== EXERCISE DETAILS ==
Your answer must be every line of the data that contains "Total".

== RAW DATA ==
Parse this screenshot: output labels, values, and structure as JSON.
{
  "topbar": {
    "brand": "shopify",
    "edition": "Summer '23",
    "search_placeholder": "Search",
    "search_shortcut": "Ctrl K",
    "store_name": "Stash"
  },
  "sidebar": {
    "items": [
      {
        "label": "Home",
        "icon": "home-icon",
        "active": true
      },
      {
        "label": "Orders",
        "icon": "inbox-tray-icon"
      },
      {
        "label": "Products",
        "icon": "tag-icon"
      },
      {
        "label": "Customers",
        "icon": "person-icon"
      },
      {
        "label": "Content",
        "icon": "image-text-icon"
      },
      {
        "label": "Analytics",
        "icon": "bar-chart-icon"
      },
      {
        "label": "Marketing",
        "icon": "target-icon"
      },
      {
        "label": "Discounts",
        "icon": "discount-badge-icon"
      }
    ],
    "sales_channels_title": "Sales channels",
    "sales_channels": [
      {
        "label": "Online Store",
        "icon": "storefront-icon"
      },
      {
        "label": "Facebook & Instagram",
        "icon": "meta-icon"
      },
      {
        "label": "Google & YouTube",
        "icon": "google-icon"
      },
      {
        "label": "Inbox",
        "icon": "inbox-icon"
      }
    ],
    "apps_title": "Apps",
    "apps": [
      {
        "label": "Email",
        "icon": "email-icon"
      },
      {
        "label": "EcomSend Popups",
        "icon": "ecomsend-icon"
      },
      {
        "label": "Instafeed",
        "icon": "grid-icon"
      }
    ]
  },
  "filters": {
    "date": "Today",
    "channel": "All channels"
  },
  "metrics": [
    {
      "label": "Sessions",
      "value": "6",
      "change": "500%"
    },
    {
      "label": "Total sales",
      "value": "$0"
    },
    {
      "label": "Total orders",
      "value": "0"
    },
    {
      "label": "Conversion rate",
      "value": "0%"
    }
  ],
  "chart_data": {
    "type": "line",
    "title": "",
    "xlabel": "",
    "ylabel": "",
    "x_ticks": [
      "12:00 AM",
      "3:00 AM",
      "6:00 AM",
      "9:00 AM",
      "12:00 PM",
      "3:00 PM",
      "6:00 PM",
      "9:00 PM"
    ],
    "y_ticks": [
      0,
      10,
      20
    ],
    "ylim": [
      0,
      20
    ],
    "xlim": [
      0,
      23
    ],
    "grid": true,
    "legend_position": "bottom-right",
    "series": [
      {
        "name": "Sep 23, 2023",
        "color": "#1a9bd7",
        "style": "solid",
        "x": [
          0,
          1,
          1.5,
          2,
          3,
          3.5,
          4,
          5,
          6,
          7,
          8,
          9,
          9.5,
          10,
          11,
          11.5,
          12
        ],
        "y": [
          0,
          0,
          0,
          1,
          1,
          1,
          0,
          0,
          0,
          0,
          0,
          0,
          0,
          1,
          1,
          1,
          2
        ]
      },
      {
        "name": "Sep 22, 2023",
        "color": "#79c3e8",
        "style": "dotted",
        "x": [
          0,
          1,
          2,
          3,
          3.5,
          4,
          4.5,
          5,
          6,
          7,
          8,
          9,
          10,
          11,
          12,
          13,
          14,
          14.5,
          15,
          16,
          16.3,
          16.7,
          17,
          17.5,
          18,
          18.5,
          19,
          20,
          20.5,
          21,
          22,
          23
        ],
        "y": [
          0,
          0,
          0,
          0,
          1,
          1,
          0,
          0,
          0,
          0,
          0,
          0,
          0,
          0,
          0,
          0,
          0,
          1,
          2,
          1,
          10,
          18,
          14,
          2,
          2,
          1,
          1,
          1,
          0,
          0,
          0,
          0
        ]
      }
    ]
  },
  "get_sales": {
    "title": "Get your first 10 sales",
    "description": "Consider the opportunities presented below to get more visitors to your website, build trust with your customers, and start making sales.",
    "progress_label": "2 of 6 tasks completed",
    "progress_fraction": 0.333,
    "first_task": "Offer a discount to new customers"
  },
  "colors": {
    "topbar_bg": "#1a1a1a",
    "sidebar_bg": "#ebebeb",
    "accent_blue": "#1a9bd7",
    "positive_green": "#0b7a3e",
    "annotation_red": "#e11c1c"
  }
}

== TASK RESULT ==
      "label": "Total sales",
      "label": "Total orders",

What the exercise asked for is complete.